YOUR GOAL - Determine how many lines below contain the word "name", then write that number by itself.

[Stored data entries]
= Beginning of Section =

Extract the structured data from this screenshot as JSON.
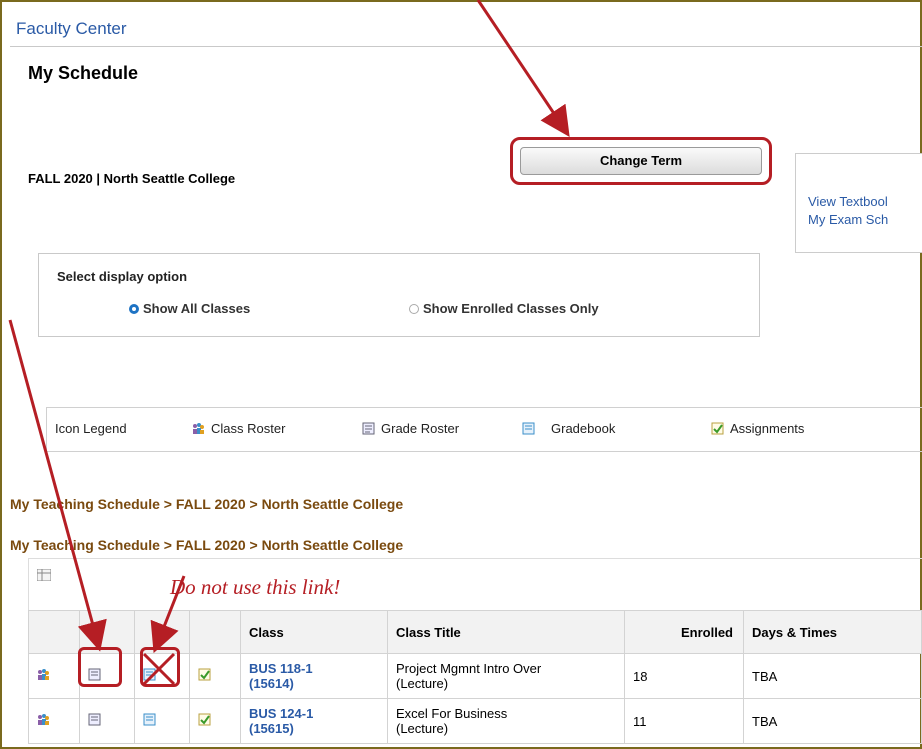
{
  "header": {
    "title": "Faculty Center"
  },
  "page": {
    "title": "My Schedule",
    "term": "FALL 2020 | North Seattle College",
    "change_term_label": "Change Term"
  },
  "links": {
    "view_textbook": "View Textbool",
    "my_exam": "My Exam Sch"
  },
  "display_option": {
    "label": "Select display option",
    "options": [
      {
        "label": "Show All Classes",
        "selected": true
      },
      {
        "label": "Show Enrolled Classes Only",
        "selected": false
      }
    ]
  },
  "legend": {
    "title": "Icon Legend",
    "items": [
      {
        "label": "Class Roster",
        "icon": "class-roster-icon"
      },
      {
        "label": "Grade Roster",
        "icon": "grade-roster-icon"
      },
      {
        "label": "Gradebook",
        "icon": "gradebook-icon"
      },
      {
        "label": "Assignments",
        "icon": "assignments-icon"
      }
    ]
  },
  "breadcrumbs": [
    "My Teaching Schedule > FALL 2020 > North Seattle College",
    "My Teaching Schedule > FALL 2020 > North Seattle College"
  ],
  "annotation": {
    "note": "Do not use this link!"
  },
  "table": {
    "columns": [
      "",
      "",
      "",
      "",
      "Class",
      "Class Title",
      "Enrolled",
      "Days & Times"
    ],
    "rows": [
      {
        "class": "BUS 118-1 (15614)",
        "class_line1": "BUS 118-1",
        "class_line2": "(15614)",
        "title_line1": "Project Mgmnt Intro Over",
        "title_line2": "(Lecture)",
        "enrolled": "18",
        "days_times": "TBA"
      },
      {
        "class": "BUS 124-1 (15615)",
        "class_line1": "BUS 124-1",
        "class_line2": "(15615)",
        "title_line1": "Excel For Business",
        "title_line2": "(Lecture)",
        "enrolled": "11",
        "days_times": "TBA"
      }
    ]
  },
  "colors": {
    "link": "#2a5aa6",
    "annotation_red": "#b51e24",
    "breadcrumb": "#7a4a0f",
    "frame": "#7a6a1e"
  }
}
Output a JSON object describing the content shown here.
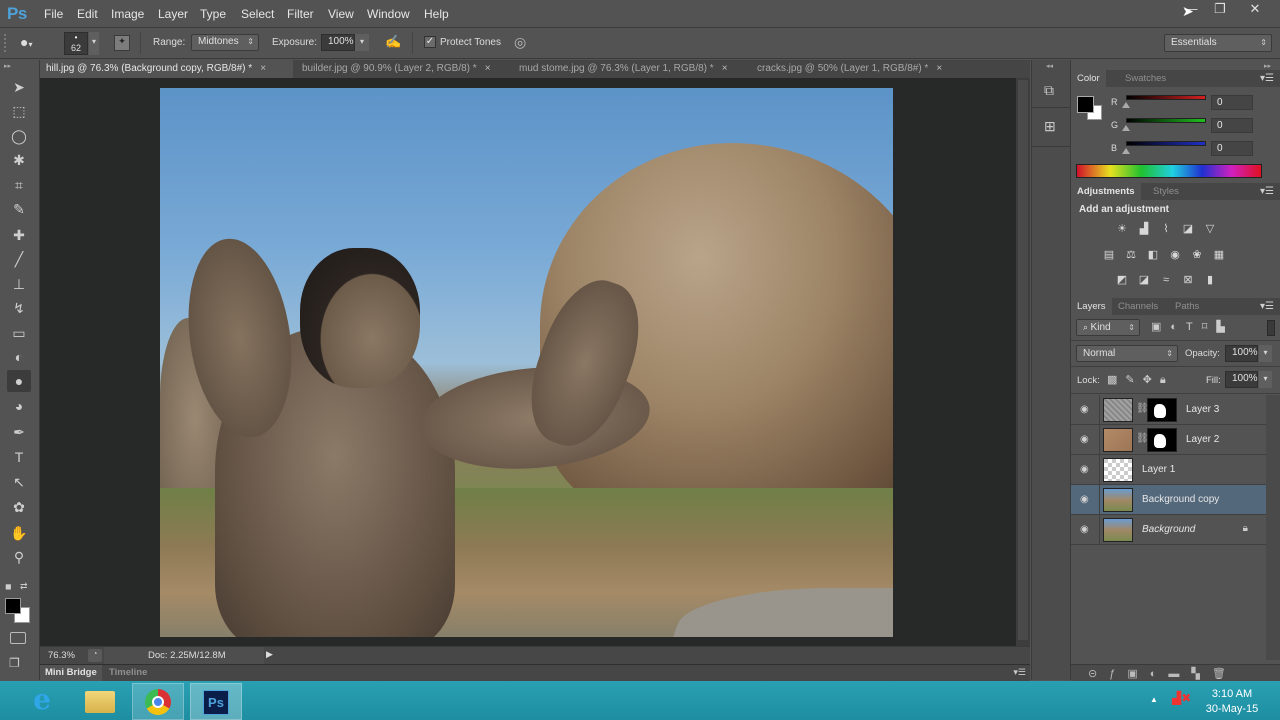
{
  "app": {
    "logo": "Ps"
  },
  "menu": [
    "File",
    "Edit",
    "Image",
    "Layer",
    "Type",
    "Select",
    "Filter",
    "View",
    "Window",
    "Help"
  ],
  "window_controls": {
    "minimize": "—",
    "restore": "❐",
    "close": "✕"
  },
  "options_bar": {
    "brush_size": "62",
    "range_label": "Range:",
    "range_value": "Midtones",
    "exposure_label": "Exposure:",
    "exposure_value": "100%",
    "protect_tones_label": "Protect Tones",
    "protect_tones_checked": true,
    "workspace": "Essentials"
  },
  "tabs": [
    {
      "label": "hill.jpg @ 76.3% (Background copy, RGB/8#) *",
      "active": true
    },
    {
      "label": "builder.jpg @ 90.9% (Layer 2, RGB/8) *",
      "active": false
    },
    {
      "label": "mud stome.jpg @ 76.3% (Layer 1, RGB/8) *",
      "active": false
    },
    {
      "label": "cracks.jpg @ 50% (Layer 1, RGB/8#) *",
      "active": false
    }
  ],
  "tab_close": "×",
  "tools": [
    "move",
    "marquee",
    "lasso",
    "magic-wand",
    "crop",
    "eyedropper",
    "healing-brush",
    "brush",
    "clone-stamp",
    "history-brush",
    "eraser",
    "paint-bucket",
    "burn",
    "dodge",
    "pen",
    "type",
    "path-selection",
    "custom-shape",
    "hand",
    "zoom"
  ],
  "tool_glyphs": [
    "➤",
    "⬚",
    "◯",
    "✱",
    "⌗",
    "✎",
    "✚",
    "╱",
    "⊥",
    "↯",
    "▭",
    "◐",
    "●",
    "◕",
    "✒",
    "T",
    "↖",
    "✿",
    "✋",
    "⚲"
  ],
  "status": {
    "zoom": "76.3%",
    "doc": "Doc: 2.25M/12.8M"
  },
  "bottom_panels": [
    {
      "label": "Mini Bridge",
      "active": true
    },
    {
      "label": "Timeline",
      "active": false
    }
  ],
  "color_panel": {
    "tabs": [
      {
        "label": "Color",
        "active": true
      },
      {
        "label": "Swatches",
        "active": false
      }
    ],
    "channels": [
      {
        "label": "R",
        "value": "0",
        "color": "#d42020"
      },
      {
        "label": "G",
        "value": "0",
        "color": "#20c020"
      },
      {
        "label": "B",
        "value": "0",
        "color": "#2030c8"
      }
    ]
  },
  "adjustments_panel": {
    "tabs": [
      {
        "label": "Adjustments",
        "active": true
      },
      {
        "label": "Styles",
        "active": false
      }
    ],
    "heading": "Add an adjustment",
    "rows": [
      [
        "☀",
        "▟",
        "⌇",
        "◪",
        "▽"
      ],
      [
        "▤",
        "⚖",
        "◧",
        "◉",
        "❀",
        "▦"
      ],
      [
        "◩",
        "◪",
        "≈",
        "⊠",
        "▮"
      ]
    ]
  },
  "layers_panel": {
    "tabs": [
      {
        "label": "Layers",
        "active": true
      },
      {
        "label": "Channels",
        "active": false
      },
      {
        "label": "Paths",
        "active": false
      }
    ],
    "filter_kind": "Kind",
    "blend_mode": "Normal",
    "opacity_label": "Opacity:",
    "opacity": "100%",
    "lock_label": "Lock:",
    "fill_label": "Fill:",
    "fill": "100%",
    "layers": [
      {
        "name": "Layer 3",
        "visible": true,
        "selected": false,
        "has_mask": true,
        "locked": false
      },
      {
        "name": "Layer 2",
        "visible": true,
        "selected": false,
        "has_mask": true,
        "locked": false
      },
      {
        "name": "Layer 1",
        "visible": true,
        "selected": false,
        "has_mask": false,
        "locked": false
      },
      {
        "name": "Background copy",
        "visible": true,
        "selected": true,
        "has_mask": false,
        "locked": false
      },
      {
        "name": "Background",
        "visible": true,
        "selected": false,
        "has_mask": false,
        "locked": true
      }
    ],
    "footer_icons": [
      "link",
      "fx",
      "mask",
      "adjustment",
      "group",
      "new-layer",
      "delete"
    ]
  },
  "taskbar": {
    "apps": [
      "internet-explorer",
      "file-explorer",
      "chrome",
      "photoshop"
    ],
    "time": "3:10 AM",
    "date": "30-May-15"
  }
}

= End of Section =
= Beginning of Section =

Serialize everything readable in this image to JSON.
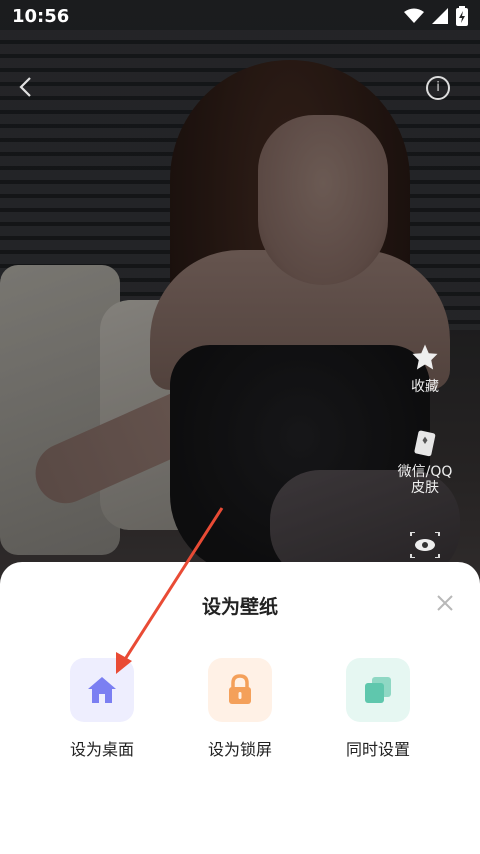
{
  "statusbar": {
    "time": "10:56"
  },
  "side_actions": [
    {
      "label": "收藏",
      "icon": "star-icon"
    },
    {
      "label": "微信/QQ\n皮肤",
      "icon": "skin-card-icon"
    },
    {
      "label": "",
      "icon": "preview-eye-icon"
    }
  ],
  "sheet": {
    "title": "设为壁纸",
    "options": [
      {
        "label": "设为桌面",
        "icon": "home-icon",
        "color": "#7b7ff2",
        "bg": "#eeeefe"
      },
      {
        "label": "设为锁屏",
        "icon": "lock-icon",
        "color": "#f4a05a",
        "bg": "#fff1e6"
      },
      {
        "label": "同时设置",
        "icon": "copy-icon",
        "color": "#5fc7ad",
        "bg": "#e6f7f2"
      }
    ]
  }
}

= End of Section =

YOUR RESPONSE - 5